▸ **What is needed**: List all lines of the data containing the word "refresh".

(Dataset rows describing interfaces)
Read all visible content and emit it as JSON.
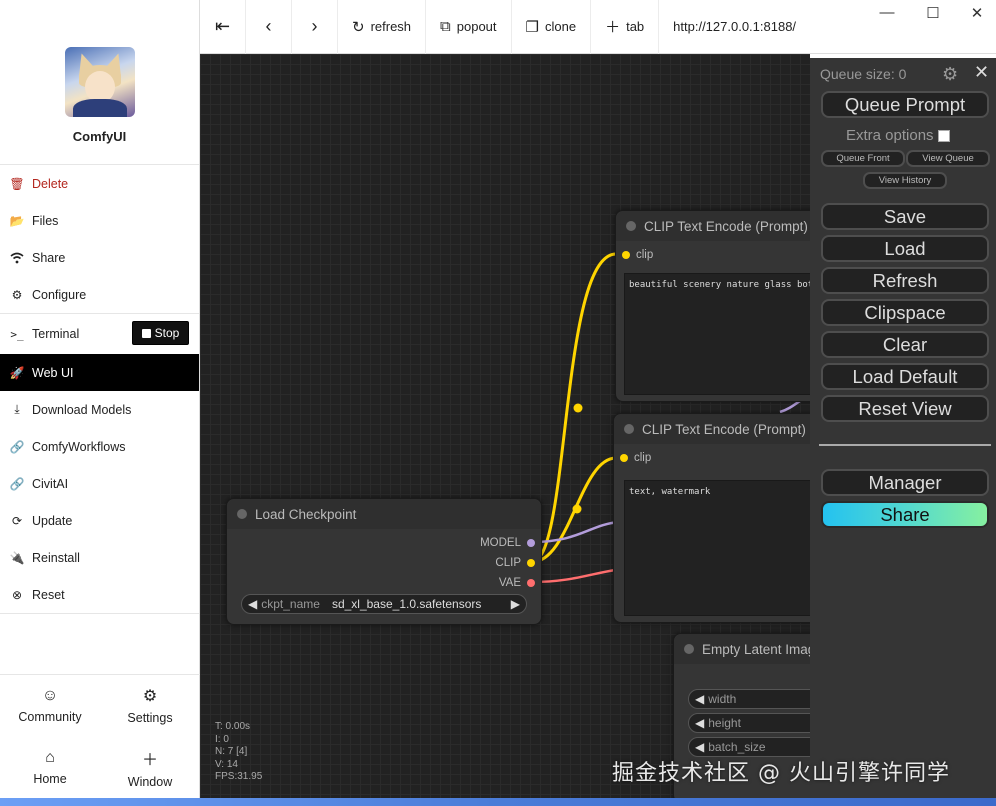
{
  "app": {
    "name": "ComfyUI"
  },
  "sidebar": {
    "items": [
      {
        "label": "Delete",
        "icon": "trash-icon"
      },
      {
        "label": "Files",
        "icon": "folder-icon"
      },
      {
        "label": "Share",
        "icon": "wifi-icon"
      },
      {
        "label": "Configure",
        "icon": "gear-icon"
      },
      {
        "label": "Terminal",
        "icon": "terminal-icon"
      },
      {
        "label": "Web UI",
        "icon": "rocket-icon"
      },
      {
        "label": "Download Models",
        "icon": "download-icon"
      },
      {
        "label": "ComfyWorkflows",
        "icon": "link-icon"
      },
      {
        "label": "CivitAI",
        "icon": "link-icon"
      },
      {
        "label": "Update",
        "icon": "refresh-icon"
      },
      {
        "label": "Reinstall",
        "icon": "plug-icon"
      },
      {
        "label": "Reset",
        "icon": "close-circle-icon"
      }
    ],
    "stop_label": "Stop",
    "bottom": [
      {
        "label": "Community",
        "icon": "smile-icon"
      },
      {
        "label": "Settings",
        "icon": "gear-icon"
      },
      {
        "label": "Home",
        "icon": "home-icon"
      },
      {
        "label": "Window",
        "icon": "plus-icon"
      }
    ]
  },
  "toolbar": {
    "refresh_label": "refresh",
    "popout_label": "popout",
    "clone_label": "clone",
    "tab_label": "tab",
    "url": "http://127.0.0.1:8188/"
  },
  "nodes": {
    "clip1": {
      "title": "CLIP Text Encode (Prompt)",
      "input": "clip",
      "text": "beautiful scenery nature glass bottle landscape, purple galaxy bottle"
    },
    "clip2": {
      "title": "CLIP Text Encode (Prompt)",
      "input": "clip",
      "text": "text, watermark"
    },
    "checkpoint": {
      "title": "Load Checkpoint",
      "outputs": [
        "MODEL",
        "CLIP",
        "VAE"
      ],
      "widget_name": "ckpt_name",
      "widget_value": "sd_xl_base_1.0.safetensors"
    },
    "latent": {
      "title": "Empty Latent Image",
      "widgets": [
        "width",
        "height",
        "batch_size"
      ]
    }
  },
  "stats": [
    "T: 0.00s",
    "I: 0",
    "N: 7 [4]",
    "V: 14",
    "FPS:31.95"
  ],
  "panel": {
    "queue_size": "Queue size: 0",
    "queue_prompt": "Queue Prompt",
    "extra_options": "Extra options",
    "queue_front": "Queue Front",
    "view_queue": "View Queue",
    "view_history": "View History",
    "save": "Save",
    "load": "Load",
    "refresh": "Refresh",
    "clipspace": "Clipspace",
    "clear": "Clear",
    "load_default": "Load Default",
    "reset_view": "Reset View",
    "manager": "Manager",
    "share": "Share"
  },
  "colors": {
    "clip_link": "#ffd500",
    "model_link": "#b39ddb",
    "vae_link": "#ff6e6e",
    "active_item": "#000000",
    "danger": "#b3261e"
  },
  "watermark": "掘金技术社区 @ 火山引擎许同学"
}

▸ **Problem solution**:
        "icon": "refresh-icon"
    "refresh_label": "refresh",
    "refresh": "Refresh",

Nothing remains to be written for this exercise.